While I enjoyed Jameson's storytelling, I can't say I liked Sky. Sky is a Native American who comes with mystery and leaves with mystery. She wears next to nothing most of the time. She accepts a stranger's offer and jumps into his car; she strips down to black panties and jumps into his pool. I'm not sure if it's because of the way she's written and portrayed or because I just don't like girls like her in the first place. Although there are some things that I couldn't grasp about her, she's nice enough in the story that it didn't really bother me.
However, I think Sky, among other things, did slightly affect my overall liking towards the book. I think this book is 'good', but it's not what I'd call 'great', as I'm kind of disappointed that I didn't see any quotes memorable or outstanding enough to highlight. Night Sky is well-written with dramatic plot twists, great character developments, and natural, enjoyable narration. If you're a fan of coming-of-age stories, I recommend this book to you. There's something about it that's very addictive and the next thing you know, you might still be up at 2 AM, caught up in this book like I was, unable to put it down. (less)
This is a story about a girl with a stellar vocabulary who is four years away from college and a year and a half away from a driver's license. About a girl trapped in a hostile universe where the virginity clock is ticking down--relentlessly--with zero consideration for her extenuating traumatic, lifealtering circumstances.
Let me start off by saying that this book is not for me. From the start, I knew that I wasn't going to like it much. Throughout the book, the story failed again and again to interest me. It's just incredibly boring This is one of those books that I won't want to pick up again once I lay it down.
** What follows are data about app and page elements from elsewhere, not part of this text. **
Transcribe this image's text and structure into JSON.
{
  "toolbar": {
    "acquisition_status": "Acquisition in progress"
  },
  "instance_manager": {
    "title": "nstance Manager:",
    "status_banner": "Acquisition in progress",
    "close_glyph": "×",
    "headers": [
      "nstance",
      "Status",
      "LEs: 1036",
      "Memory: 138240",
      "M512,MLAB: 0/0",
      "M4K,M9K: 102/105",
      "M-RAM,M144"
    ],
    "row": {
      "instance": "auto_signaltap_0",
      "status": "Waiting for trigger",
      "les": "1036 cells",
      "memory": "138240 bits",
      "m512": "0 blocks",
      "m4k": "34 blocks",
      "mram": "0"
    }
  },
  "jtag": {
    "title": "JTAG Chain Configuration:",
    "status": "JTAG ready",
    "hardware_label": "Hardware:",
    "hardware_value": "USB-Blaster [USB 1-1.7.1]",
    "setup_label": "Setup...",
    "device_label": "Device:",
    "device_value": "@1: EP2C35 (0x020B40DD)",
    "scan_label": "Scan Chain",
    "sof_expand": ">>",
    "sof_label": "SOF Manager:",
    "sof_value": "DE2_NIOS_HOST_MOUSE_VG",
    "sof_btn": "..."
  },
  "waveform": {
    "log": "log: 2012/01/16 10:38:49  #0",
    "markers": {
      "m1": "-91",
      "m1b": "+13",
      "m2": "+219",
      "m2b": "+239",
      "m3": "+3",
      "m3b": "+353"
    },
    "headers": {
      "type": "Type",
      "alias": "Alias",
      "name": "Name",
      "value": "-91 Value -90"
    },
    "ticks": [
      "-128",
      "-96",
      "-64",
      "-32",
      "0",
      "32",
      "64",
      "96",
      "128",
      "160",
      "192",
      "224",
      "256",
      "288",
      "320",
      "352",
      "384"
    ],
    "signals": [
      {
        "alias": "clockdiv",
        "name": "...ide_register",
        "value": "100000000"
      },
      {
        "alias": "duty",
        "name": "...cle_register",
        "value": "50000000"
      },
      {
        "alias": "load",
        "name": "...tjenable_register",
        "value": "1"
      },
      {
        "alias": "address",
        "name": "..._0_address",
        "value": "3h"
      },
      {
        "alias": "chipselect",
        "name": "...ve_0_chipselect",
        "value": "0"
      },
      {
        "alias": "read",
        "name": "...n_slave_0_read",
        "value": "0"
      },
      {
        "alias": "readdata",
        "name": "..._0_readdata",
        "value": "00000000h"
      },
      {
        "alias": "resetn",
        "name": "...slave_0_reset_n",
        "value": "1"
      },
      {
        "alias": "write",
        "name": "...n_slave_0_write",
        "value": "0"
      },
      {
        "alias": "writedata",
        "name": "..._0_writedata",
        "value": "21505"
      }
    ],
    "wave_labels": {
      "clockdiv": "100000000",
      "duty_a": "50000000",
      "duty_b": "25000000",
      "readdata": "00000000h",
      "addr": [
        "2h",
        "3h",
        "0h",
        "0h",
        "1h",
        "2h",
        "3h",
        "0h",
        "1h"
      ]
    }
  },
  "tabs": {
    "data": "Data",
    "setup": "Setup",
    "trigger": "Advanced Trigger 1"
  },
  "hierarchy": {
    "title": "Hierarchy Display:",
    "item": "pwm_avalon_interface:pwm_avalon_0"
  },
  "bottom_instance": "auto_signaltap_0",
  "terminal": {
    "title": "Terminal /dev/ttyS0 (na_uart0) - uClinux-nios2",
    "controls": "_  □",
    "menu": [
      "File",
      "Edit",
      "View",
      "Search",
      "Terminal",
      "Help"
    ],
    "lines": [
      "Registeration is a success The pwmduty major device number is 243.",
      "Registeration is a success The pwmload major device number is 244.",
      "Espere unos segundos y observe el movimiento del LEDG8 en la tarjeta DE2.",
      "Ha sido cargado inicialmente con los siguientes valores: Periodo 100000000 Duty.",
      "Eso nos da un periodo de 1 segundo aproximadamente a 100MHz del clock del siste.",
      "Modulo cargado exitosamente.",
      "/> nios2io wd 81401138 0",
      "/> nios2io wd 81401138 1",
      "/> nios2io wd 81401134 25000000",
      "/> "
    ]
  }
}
Which is, to be honest, quite unexpected. I know Rose has lost her father in the war in Iraq. And I tend to love books whose main character's father is dead, which I can totally relate to. But most of the time I was annoyed by Rose. Her character isn't all that believable to me. She is supposed to be angry as described in the blurb. But no, she feels pretty normal to me. Just any other normal teenager who's pessimistic and sarcastic and annoying. Rage issues? Please, what an overstatement. It's just a way to make Rose sound more interesting, I guess, but it's so deceiving. She does have angry outbursts but only no more than 3 times, and they are nowhere near rage issues. She claims to be very smart, but I really couldn't see how.
The other characters in the book are also just as, if not more, annoying. There are your typical mean girl named Regina (but is nowhere near epic as Mean Girls' Regina George), the best friend who can only talk about "doing it" without protection with her boyfriend, and the crush--oh, the unattainable crush who's with someone else but plays with Rose's heart anyway and then quits by saying he's not for her. Hmm. I'm not sure which one of them I want to punch first.
Frankly, I feel like this book is maybe for the teen age group. It really didn't do it for me. There are a lot of things that I really don't like in the book that feel immature and childish. Girl drama, crush drama, best friend drama. None of that really interests me. And in the end, I could say that the plot really goes nowhere. No character development, that's for sure. I couldn't feel the climax, if there is one. The story just goes on and on, and then abruptly stops. Seriously. I emphasize, abruptly. And then? Oh, there'll be book two! Haha, well, too bad I'm not impressed enough to want to stick around when it comes out. This is a very forgettable read for me.
I received the digital copy from NetGalley and the publisher for review.(less)